YOUR TASK: For every line below, restate it exactly and drop the images.

DATASET ENTRIES:
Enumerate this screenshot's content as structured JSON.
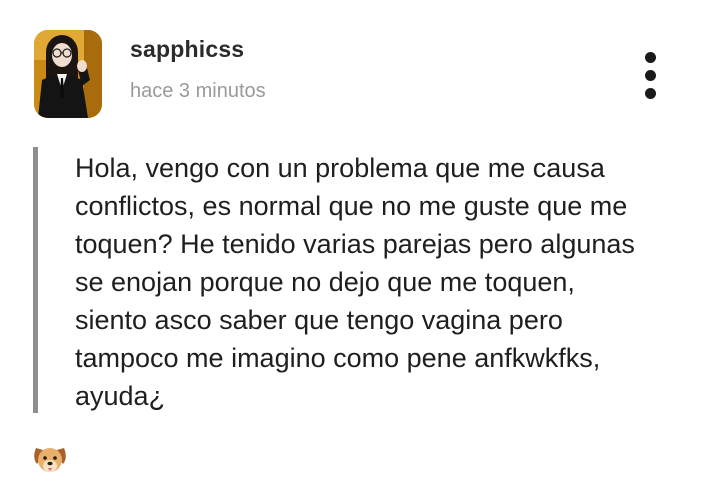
{
  "post": {
    "author": {
      "username": "sapphicss",
      "avatar_icon": "user-avatar-photo"
    },
    "timestamp": "hace 3 minutos",
    "menu_icon": "more-vertical-icon",
    "body": "Hola, vengo con un problema que me causa\nconflictos, es normal que no me guste que me\ntoquen? He tenido varias parejas pero algunas\nse enojan porque no dejo que me toquen,\nsiento asco saber que tengo vagina pero\ntampoco me imagino como pene anfkwkfks,\nayuda¿",
    "reaction": {
      "icon": "dog-face-emoji"
    }
  },
  "colors": {
    "username": "#2b2b2b",
    "timestamp": "#9a9a9a",
    "body_text": "#1f1f1f",
    "quote_bar": "#8f8f8f",
    "avatar_background": "#c98a16"
  }
}
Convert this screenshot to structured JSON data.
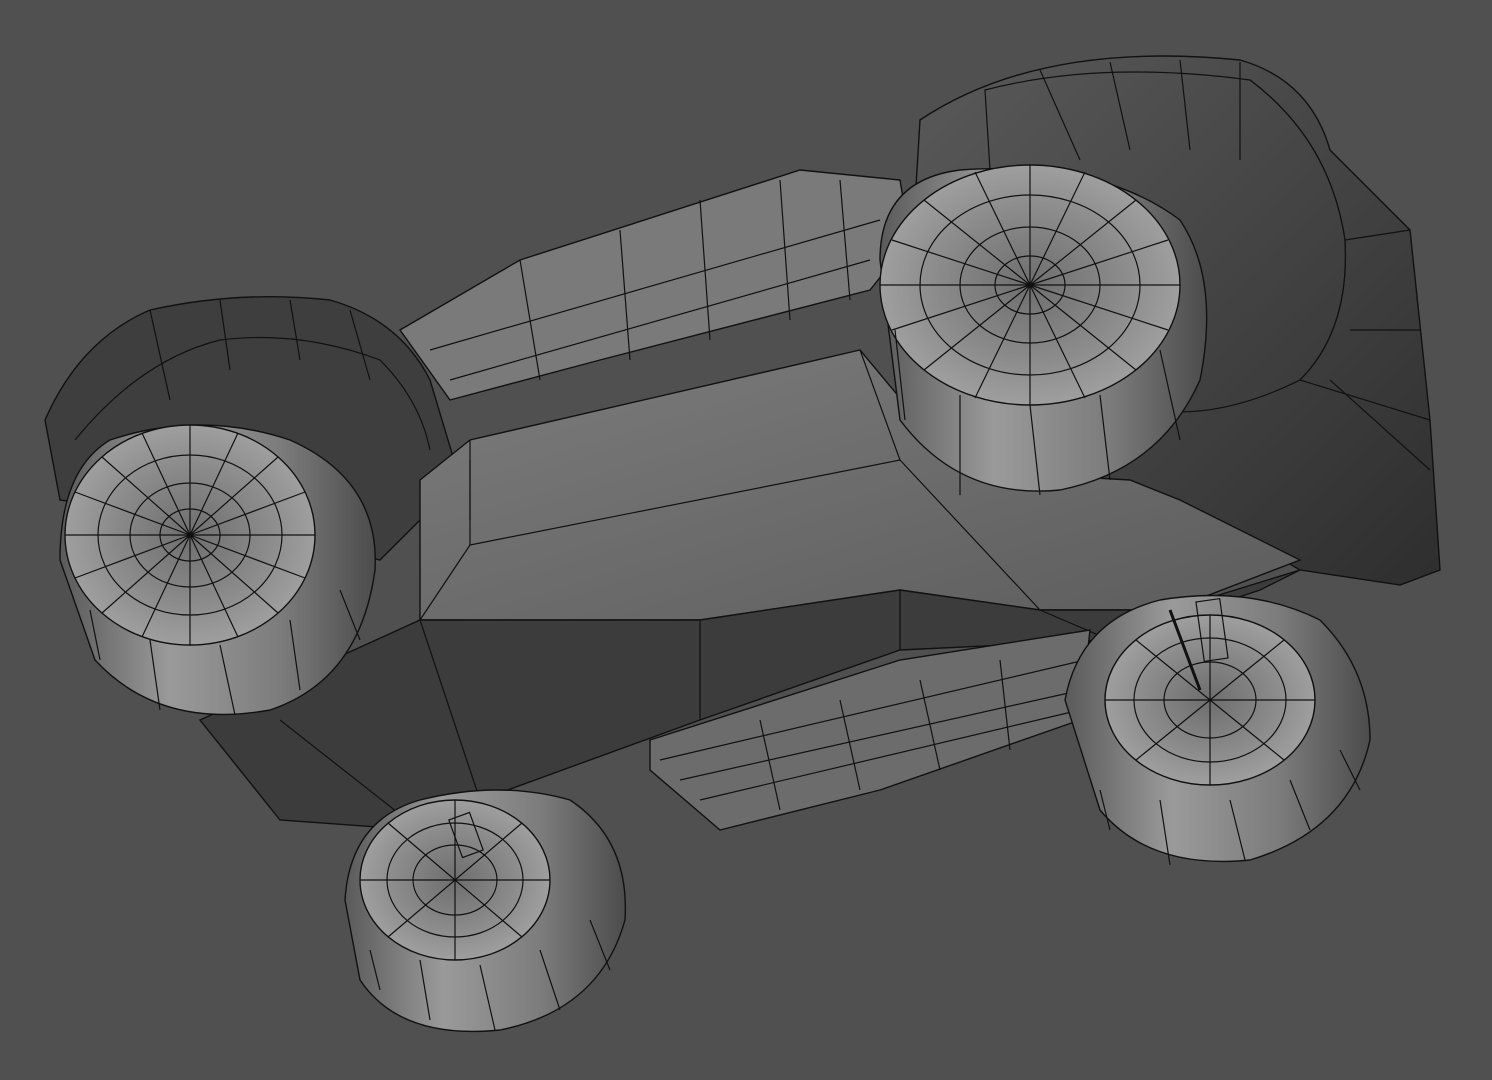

RESULT BELOW:
Enumerate this screenshot's content as structured JSON.
{
  "post": {
    "author": {
      "username": "sapphicss",
      "avatar_icon": "user-avatar-photo"
    },
    "timestamp": "hace 3 minutos",
    "menu_icon": "more-vertical-icon",
    "body": "Hola, vengo con un problema que me causa\nconflictos, es normal que no me guste que me\ntoquen? He tenido varias parejas pero algunas\nse enojan porque no dejo que me toquen,\nsiento asco saber que tengo vagina pero\ntampoco me imagino como pene anfkwkfks,\nayuda¿",
    "reaction": {
      "icon": "dog-face-emoji"
    }
  },
  "colors": {
    "username": "#2b2b2b",
    "timestamp": "#9a9a9a",
    "body_text": "#1f1f1f",
    "quote_bar": "#8f8f8f",
    "avatar_background": "#c98a16"
  }
}
Convert this screenshot to structured JSON data.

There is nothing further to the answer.